Description of the task ->
Your task is to output all the records below, word for word.

Extracted material ->
********************

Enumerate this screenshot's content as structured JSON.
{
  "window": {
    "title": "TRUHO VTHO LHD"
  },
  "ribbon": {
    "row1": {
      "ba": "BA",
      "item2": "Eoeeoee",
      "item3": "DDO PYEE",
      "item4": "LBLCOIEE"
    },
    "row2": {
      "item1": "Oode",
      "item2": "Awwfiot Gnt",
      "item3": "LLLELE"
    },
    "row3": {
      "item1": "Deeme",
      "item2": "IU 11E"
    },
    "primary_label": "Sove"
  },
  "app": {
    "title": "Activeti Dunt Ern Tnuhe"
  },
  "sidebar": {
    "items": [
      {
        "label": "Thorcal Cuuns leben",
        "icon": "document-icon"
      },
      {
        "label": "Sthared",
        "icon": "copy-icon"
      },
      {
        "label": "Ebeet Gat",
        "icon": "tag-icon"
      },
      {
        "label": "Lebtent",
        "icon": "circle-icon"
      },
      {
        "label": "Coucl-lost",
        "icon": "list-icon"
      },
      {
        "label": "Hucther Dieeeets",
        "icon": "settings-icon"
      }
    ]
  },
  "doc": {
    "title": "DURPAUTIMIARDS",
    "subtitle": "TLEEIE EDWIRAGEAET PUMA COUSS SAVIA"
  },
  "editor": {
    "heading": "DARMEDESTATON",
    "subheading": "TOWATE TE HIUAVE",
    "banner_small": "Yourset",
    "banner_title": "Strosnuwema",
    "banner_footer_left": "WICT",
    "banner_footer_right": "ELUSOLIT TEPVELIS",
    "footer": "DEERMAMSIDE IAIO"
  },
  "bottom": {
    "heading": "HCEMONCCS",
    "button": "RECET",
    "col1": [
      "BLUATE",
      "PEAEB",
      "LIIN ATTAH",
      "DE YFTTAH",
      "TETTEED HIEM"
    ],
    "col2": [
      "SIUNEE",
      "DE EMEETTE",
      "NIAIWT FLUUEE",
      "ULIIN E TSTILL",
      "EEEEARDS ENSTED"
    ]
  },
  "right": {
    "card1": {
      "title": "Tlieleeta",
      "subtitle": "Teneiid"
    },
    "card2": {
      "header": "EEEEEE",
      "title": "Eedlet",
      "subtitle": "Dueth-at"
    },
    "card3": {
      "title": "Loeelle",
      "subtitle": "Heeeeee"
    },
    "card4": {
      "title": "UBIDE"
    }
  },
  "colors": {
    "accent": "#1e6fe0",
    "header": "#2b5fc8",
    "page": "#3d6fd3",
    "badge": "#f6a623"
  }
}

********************

Solution for this exercise ->
Enumerate this screenshot's content as structured JSON.
{
  "window": {
    "title": "TRUHO VTHO LHD"
  },
  "ribbon": {
    "row1": {
      "ba": "BA",
      "item2": "Eoeeoee",
      "item3": "DDO PYEE",
      "item4": "LBLCOIEE"
    },
    "row2": {
      "item1": "Oode",
      "item2": "Awwfiot Gnt",
      "item3": "LLLELE"
    },
    "row3": {
      "item1": "Deeme",
      "item2": "IU 11E"
    },
    "primary_label": "Sove"
  },
  "app": {
    "title": "Activeti Dunt Ern Tnuhe"
  },
  "sidebar": {
    "items": [
      {
        "label": "Thorcal Cuuns leben",
        "icon": "document-icon"
      },
      {
        "label": "Sthared",
        "icon": "copy-icon"
      },
      {
        "label": "Ebeet Gat",
        "icon": "tag-icon"
      },
      {
        "label": "Lebtent",
        "icon": "circle-icon"
      },
      {
        "label": "Coucl-lost",
        "icon": "list-icon"
      },
      {
        "label": "Hucther Dieeeets",
        "icon": "settings-icon"
      }
    ]
  },
  "doc": {
    "title": "DURPAUTIMIARDS",
    "subtitle": "TLEEIE EDWIRAGEAET PUMA COUSS SAVIA"
  },
  "editor": {
    "heading": "DARMEDESTATON",
    "subheading": "TOWATE TE HIUAVE",
    "banner_small": "Yourset",
    "banner_title": "Strosnuwema",
    "banner_footer_left": "WICT",
    "banner_footer_right": "ELUSOLIT TEPVELIS",
    "footer": "DEERMAMSIDE IAIO"
  },
  "bottom": {
    "heading": "HCEMONCCS",
    "button": "RECET",
    "col1": [
      "BLUATE",
      "PEAEB",
      "LIIN ATTAH",
      "DE YFTTAH",
      "TETTEED HIEM"
    ],
    "col2": [
      "SIUNEE",
      "DE EMEETTE",
      "NIAIWT FLUUEE",
      "ULIIN E TSTILL",
      "EEEEARDS ENSTED"
    ]
  },
  "right": {
    "card1": {
      "title": "Tlieleeta",
      "subtitle": "Teneiid"
    },
    "card2": {
      "header": "EEEEEE",
      "title": "Eedlet",
      "subtitle": "Dueth-at"
    },
    "card3": {
      "title": "Loeelle",
      "subtitle": "Heeeeee"
    },
    "card4": {
      "title": "UBIDE"
    }
  },
  "colors": {
    "accent": "#1e6fe0",
    "header": "#2b5fc8",
    "page": "#3d6fd3",
    "badge": "#f6a623"
  }
}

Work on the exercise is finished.